Amie Siegel


See also

Chronology, Biography, Current, Books, Contact

If You Were to Live Here—The 5th Auckland Trienniel
Essays by Hanru Hou, Christina Barton, Pascal Beausse, and Felicity Fenner
Auckland Art Gallery Toi o Tamaki, 2013

"Amie Siegel" by Elizabeth Thomas

Amie Siegel’s films subtly balance readings of the filmic—its specific histories, individualized languages, production conventions, and common tropes—alongside the political—specific social and economic facts, but also the larger institutional structures and patterns of human behavior that engender them. Although they often deal with factual information, Siegel eschews “documentary,” either as an aesthetic language or a pretense to truth, instead layering the fantastical within the real, employing multiple genres to fold allusions among them, and reflexively commingling production and post-production to accrue subjectivities and speculations.

Black Moon (2010), a wordless 20-minute montage in which a band of women outfitted for warfare traverses a blighted suburban landscape looking for shelter, safety, and perhaps their enemies, appears deceptively simple on its surface, perhaps a kind of experimental, experiential science fiction.
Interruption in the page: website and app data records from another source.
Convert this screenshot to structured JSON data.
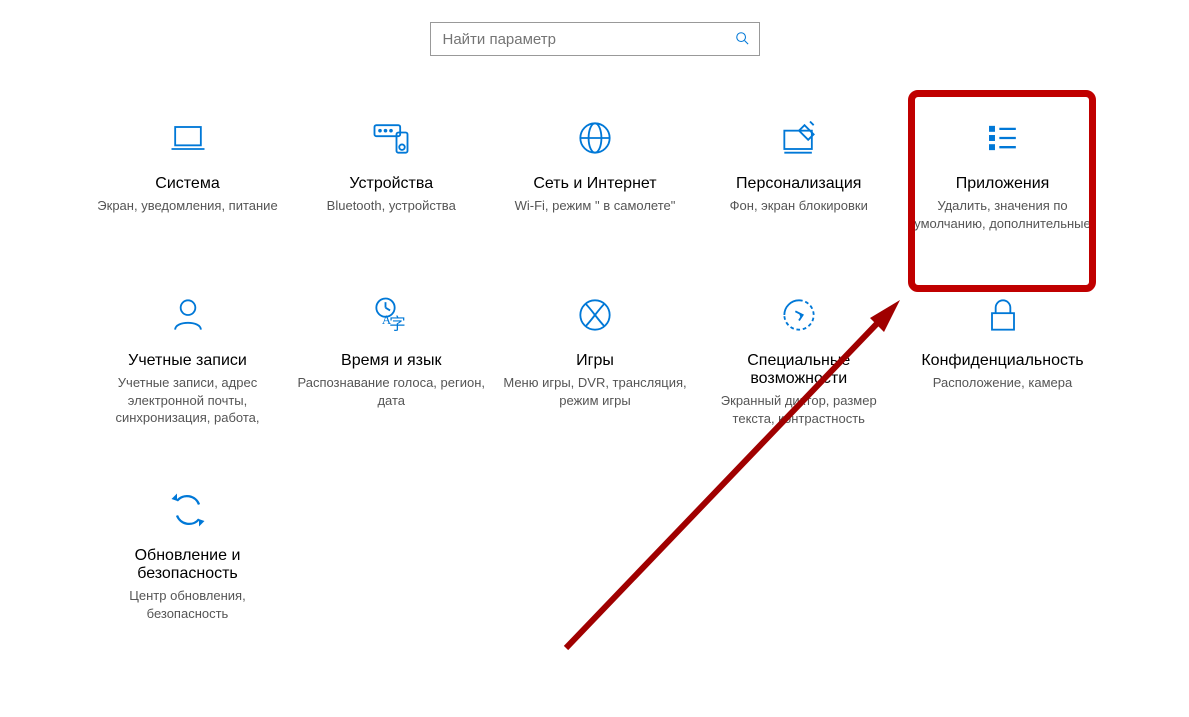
{
  "search": {
    "placeholder": "Найти параметр"
  },
  "accent": "#0078d7",
  "tiles": [
    {
      "id": "system",
      "title": "Система",
      "desc": "Экран, уведомления, питание"
    },
    {
      "id": "devices",
      "title": "Устройства",
      "desc": "Bluetooth, устройства"
    },
    {
      "id": "network",
      "title": "Сеть и Интернет",
      "desc": "Wi-Fi, режим \" в самолете\""
    },
    {
      "id": "personalization",
      "title": "Персонализация",
      "desc": "Фон, экран блокировки"
    },
    {
      "id": "apps",
      "title": "Приложения",
      "desc": "Удалить, значения по умолчанию, дополнительные"
    },
    {
      "id": "accounts",
      "title": "Учетные записи",
      "desc": "Учетные записи, адрес электронной почты, синхронизация, работа,"
    },
    {
      "id": "time",
      "title": "Время и язык",
      "desc": "Распознавание голоса, регион, дата"
    },
    {
      "id": "gaming",
      "title": "Игры",
      "desc": "Меню игры, DVR, трансляция, режим игры"
    },
    {
      "id": "ease",
      "title": "Специальные возможности",
      "desc": "Экранный диктор, размер текста, контрастность"
    },
    {
      "id": "privacy",
      "title": "Конфиденциальность",
      "desc": "Расположение, камера"
    },
    {
      "id": "update",
      "title": "Обновление и безопасность",
      "desc": "Центр обновления, безопасность"
    }
  ],
  "highlight_index": 4
}
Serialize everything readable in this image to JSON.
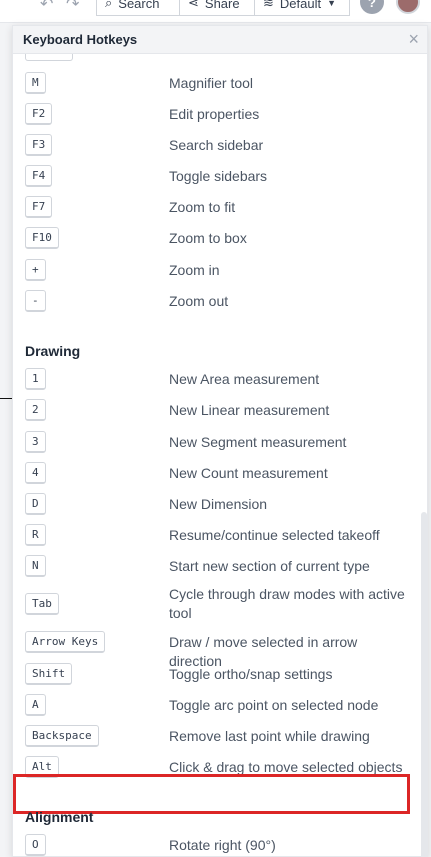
{
  "toolbar": {
    "search_label": "Search",
    "share_label": "Share",
    "layers_label": "Default",
    "help_label": "?"
  },
  "modal": {
    "title": "Keyboard Hotkeys",
    "close": "×"
  },
  "navigation": [
    {
      "key": "M",
      "desc": "Magnifier tool"
    },
    {
      "key": "F2",
      "desc": "Edit properties"
    },
    {
      "key": "F3",
      "desc": "Search sidebar"
    },
    {
      "key": "F4",
      "desc": "Toggle sidebars"
    },
    {
      "key": "F7",
      "desc": "Zoom to fit"
    },
    {
      "key": "F10",
      "desc": "Zoom to box"
    },
    {
      "key": "+",
      "desc": "Zoom in"
    },
    {
      "key": "-",
      "desc": "Zoom out"
    }
  ],
  "drawing": {
    "title": "Drawing",
    "items": [
      {
        "key": "1",
        "desc": "New Area measurement"
      },
      {
        "key": "2",
        "desc": "New Linear measurement"
      },
      {
        "key": "3",
        "desc": "New Segment measurement"
      },
      {
        "key": "4",
        "desc": "New Count measurement"
      },
      {
        "key": "D",
        "desc": "New Dimension"
      },
      {
        "key": "R",
        "desc": "Resume/continue selected takeoff"
      },
      {
        "key": "N",
        "desc": "Start new section of current type"
      },
      {
        "key": "Tab",
        "desc": "Cycle through draw modes with active tool"
      },
      {
        "key": "Arrow Keys",
        "desc": "Draw / move selected in arrow direction"
      },
      {
        "key": "Shift",
        "desc": "Toggle ortho/snap settings"
      },
      {
        "key": "A",
        "desc": "Toggle arc point on selected node"
      },
      {
        "key": "Backspace",
        "desc": "Remove last point while drawing"
      },
      {
        "key": "Alt",
        "desc": "Click & drag to move selected objects"
      }
    ]
  },
  "alignment": {
    "title": "Alignment",
    "items": [
      {
        "key": "O",
        "desc": "Rotate right (90°)"
      }
    ]
  }
}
Its title connects it to the Louis Malle’s 1975 film of the same name, an associative affair, wordless for its first 16 minutes, advancing its narrative (a surreal female coming-of-age-story) through “the characters' mysterious behavior itself,” according to Malle. Siegel borrows some of the film’s concerns—gender, violence, isolation, estrangement—along with its surrealism and muteness (itself paradoxically amplified by foreboding effects and highly constructed “ambient” sound), and transplants them to the present tense, inserting a gender-specific survivalism within the uncanny remains of the collapse of the housing bubble.
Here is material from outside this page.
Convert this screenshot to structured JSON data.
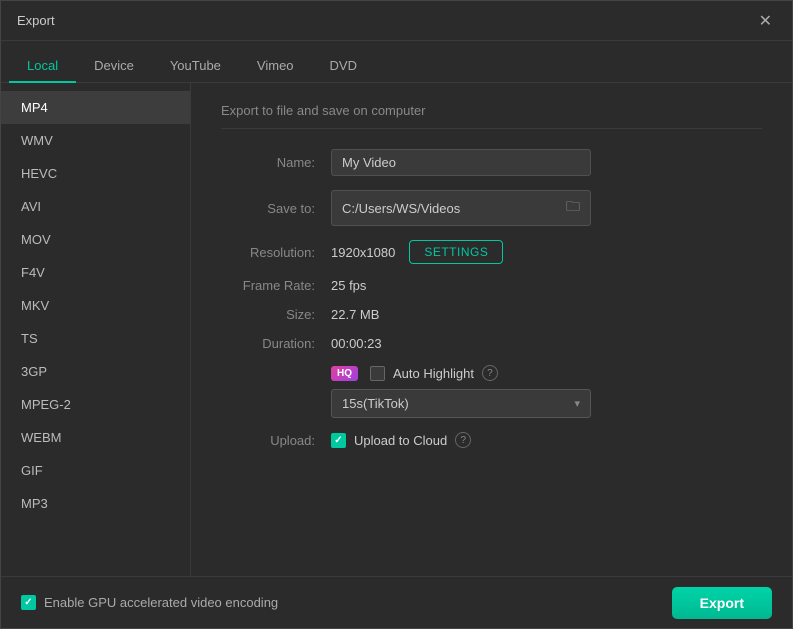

Comprising languid still shots and slow tracking shots, Siegel centers architecture and the landscape in the frame as much as the women, enacting a collusion of animate and inanimate in narrating the film’s allusive journey. Lacking the specificity of dialogue, the film compresses time and space—the abandoned and foreclosed tract homes speak at once to this moment in time, and its financial and political exigencies, while simultaneously channeling Malle, science fiction films of the 1980s like Mad Max, and a kind of paradoxical future timelessness of post-apocalypse. And the barren landscape, edged by mountains and populated with palm trees, locates us in the geographic West, while it echoes the epic hardscrabble “West” of myth and film.
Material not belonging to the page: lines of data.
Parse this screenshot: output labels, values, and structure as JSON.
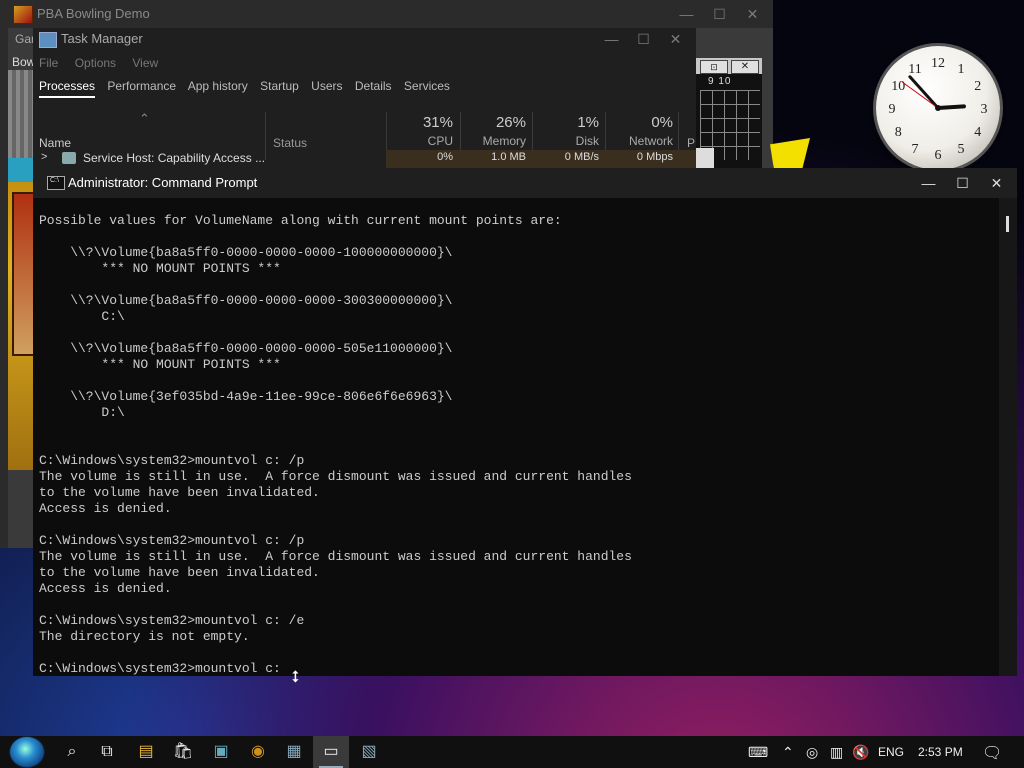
{
  "bowling": {
    "title": "PBA Bowling Demo",
    "menu_fragment": "Gar",
    "menu_fragment2": "Bow",
    "score_buttons": [
      "⊡",
      "✕"
    ],
    "score_numbers": "9  10"
  },
  "task_manager": {
    "title": "Task Manager",
    "menus": [
      "File",
      "Options",
      "View"
    ],
    "tabs": [
      "Processes",
      "Performance",
      "App history",
      "Startup",
      "Users",
      "Details",
      "Services"
    ],
    "columns": {
      "name": "Name",
      "status": "Status",
      "cpu": {
        "pct": "31%",
        "label": "CPU"
      },
      "memory": {
        "pct": "26%",
        "label": "Memory"
      },
      "disk": {
        "pct": "1%",
        "label": "Disk"
      },
      "network": {
        "pct": "0%",
        "label": "Network"
      },
      "power": "P"
    },
    "row": {
      "name": "Service Host: Capability Access ...",
      "cpu": "0%",
      "memory": "1.0 MB",
      "disk": "0 MB/s",
      "network": "0 Mbps"
    }
  },
  "clock": {
    "numbers": [
      "12",
      "1",
      "2",
      "3",
      "4",
      "5",
      "6",
      "7",
      "8",
      "9",
      "10",
      "11"
    ],
    "hour": 2,
    "minute": 53,
    "second": 51
  },
  "cmd": {
    "title": "Administrator: Command Prompt",
    "output": "Possible values for VolumeName along with current mount points are:\n\n    \\\\?\\Volume{ba8a5ff0-0000-0000-0000-100000000000}\\\n        *** NO MOUNT POINTS ***\n\n    \\\\?\\Volume{ba8a5ff0-0000-0000-0000-300300000000}\\\n        C:\\\n\n    \\\\?\\Volume{ba8a5ff0-0000-0000-0000-505e11000000}\\\n        *** NO MOUNT POINTS ***\n\n    \\\\?\\Volume{3ef035bd-4a9e-11ee-99ce-806e6f6e6963}\\\n        D:\\\n\n\nC:\\Windows\\system32>mountvol c: /p\nThe volume is still in use.  A force dismount was issued and current handles\nto the volume have been invalidated.\nAccess is denied.\n\nC:\\Windows\\system32>mountvol c: /p\nThe volume is still in use.  A force dismount was issued and current handles\nto the volume have been invalidated.\nAccess is denied.\n\nC:\\Windows\\system32>mountvol c: /e\nThe directory is not empty.\n\nC:\\Windows\\system32>mountvol c:"
  },
  "taskbar": {
    "language": "ENG",
    "time": "2:53 PM"
  },
  "window_controls": {
    "minimize": "—",
    "maximize": "☐",
    "close": "✕"
  }
}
In Winter (2013), her commission for the Triennial, Siegel locates her film primarily in and around Ian Athfield’s late 1960s compound of bleached and angular houses that ramble down the cliff above Wellington Bay, the structure’s setting and iconicity reading with great specificity to New Zealanders, and its futuristic aesthetics channeling a kind of lingua franca of utopian architecture. Small groups inhabit these structures, their fear of the outside echoing sci-fi narratives of social and environmental isolation. The film is a gesture of condensation, collapsing the paradox of utopian promise and threats of nuclear war and power of the 1970s onto present day anxieties about global warming and climate change, and into some indeterminate future of ambiguous peril and uncertain survival. Like Black Moon, the setting drives the narrative as much as the character’s accreted actions, locality serving as an aesthetic, cultural, psychological, and political trigger. Winter generates even more narrative complexity, as its production and post-production collide with its presentation in the galleries. Live iterations of the soundtrack will be enacted, layering voiceover and dialogue (newly scripted or appropriated from factual sources) with borrowed film scores, passages of other music, or electronic sound, creating shifting relationships between sound, text, and image, mirroring the cultural conditions of instability present in the film.

At its core Winter, like Black Moon, draws connections between the production and presentation of film itself and the metaphors it contains. Both employ open narrative structures, drafting spectators into authorial complicity, agglomerating associations within and across both films as they subtly appropriate real world situations and channel familiar fantastical narratives. In particular, Siegel’s reliance on the image underscores how aesthetics (of architecture or film in this case) contain specificities and simultaneities, channel and shape psychology, mark and are marked by time, embody our hopes and anxieties of the present and the future, locate us geographically and culturally, and gesture to each other across time and space.